Is Guilt Tripping A Form Of Gaslighting? Welcome to today’s discussion on guilt tripping and gaslighting. We’ll explore whether guilt tripping can be considered a form of gaslighting and shed light on this complex psychological dynamic. Let’s dive in!
Is Guilt Tripping A Form Of Gaslighting?
No, gaslighting and guilt-tripping are distinct forms of manipulation, although they both fall under the umbrella of emotional abuse.
Gaslighting involves denying another person’s reality and distorting their perception of events, while guilt-tripping aims to induce feelings of guilt in order to manipulate. Both tactics can be harmful and manipulative, but their intentions and methods differ.
It’s important to note that guilt-tripping can be a form of gaslighting if it involves denying the other person’s reality. However, not all instances of gaslighting involve guilt-tripping.
What is gaslighting vs guilt-tripping?
Both gaslighting and guilt-tripping involve manipulative behaviors.

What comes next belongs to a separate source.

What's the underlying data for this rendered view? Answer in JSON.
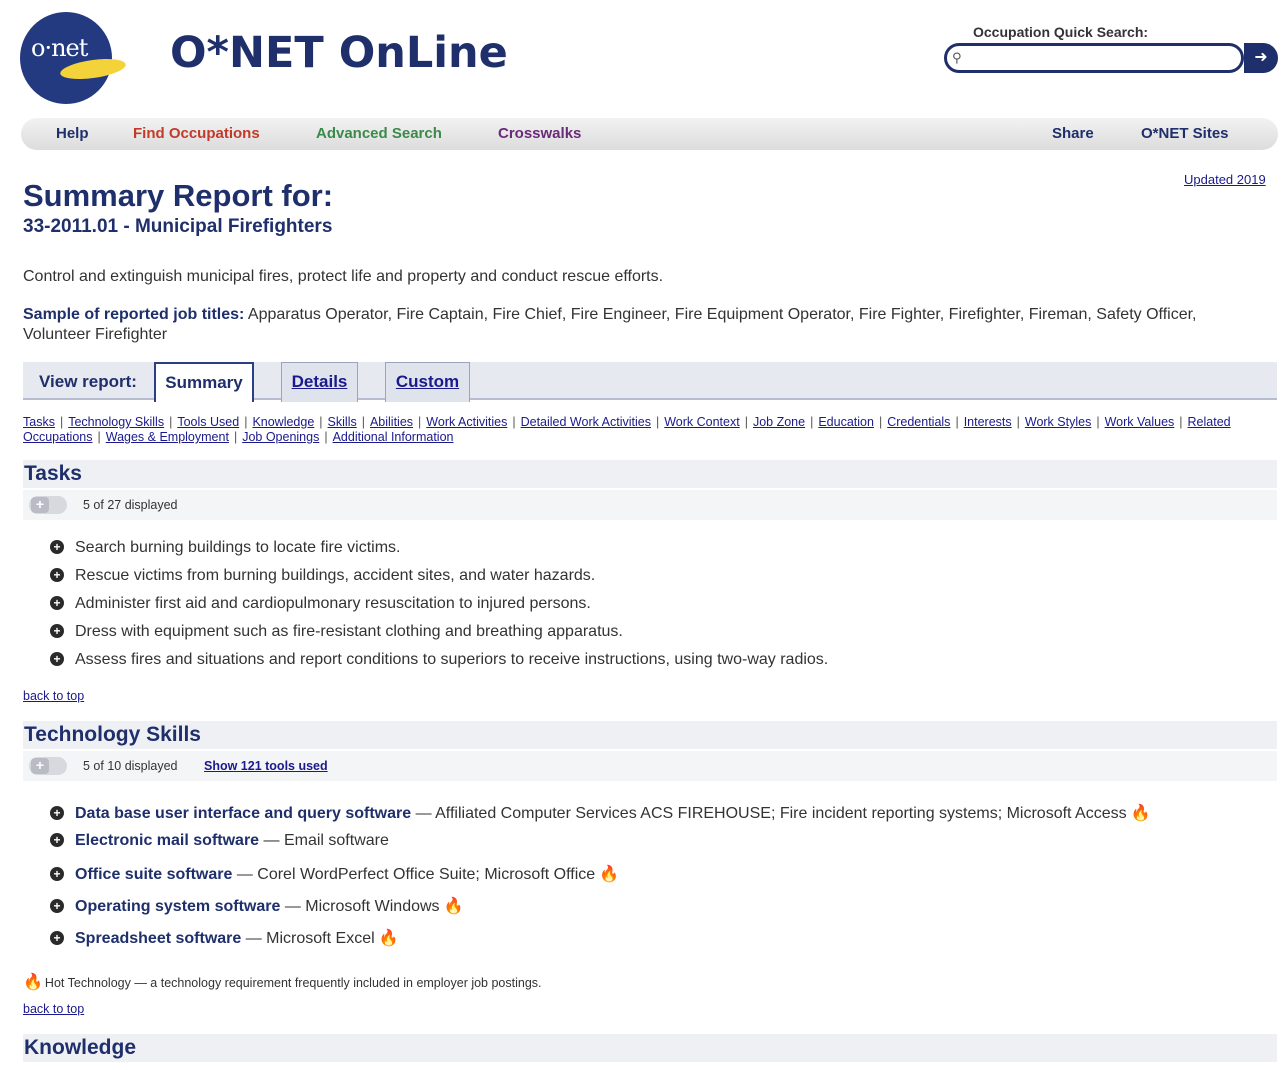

Gaslighting is a form of psychological manipulation where someone seeks to make another person doubt their own perceptions and reality. It often involves distorting the truth, denying facts, or creating confusion to undermine the other person’s confidence.
Guilt-tripping, on the other hand, is a tactic used to manipulate someone by making them feel guilty or responsible for a certain outcome. It aims to evoke a sense of shame or remorse in order to influence the person’s behavior or decision-making.
While the desired outcomes differ between gaslighting and guilt-tripping, both tactics can be used intentionally or unintentionally to exert control over another person’s emotions and actions. It’s important to recognize and address these manipulative behaviors in relationships to ensure healthy and respectful communication.
What is it called when you guilt trip someone?
According to the source, gaslighting is a manipulative tactic that involves denying someone’s reality in order to instill doubt and self-questioning. It is described as a profound form of manipulation. On the other hand, guilt tripping focuses on making someone feel remorseful or guilty for their actions or behavior. The intent behind guilt tripping is to induce negative emotions rather than directly challenge a person’s perception of reality.
Guilt tripping and gaslighting are distinct psychological manipulations. Guilt tripping involves inducing guilt, while gaslighting involves distorting reality. Both tactics can be harmful and emotionally abusive.